Thank you for your continuing to efforts to keep our food supply moving. As I’ve said before, our dual priority at United Fresh is to assist you in every way to achieve that goal, and concurrently, to drive financial relief for those sectors of our industry that have been devastated by this crisis.
Tonight, I want to focus on the emergency relief package that is progressing toward final agreement in Washington, DC. While not a done deal until final passage by the House and Senate with the President’s signature, the basic agreement reached is essential to shoring up companies throughout our supply chain that have been hit the hardest by the shutdown of the out-of-home foodservice channel. That includes growers, shippers and distributors alike.
United Fresh has pushed Congress and USDA to support an emergency market stabilization and recovery program. We are pleased to report the following elements of the agreed-upon legislation that will be of help to different industry members in many different ways:
- Emergency COVID-19 Funding -- $9.5 billion under emergency declaration to support agriculture industries impacted by COVID-19, including fruit and vegetable producers, livestock producers, and producers focused on local food systems.
- Commodity Credit Corporation (CCC) -- $14 billion to replenish the CCC borrowing authority. Along with current CCC funding, which is at $8.5 billion, this would allow USDA to utilize up to $22.5 billion in CCC related activities, such as Market Facilitation Payments and directing funds to Section 32 for produce purchases.
- Child Nutrition Programs –$8.8 billion of broad authority to USDA to support programs like school meals, Child and Adult Care Feeding Program (CACFP), summer meals, and WIC, including increasing enrollment, food purchases and pilot projects.

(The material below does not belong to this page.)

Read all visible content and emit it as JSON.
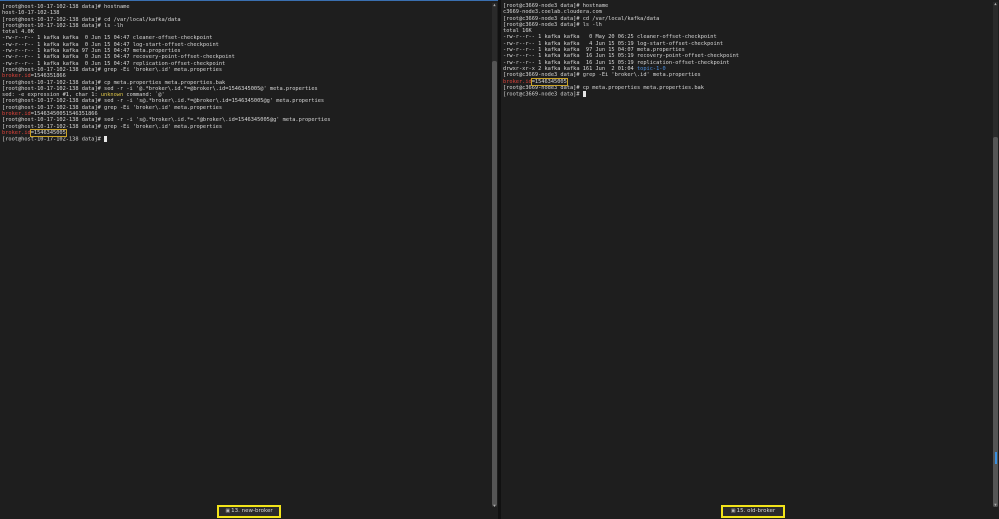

- Supplemental Nutrition Assistance Program (SNAP) -- $15.5 billion to cover increase in participation due to unemployment.
- The Emergency Food Assistance Program (TEFAP) – $450 million for the distribution of emergency food assistance through community partners, including food banks. Of this amount, $250 million is to purchase commodities, and $150 million is for costs associated with storing and distributing those commodities.
- Small Business Paycheck Protection Program -- $350 billion for new SBA Loan Program for businesses with no more than 500 employees. If business has more than one location, allows for each location to have no more than 500 employees. Loans can be used for the following: payroll and benefits; mortgage interest payments (excluding principal and excluding pre-payments); rent; utilities; and interest payment on other debts.
- Small Business Administration Economic Injury Disaster Loan Program (EIDL) -- $562 million in additional funding for EIDL available to businesses with no more than 500 employees, including emergency grants up to $10,000 to cover emergency expenses directly related to COVID-19, such as paid sick leave for employees directly affected by COVID-19, payroll to retain employees during business disruptions or substantial slowdowns, meeting increased costs to supply the supply chain, and paying obligations that cannot be met due to lost revenue.
Together, these programs can go a long way to helping our country – and our industry – survive to continue our every-day job of feeding America.
Click here for more COVID-19 coverage and how it is affecting the refrigerated and frozen foods industry.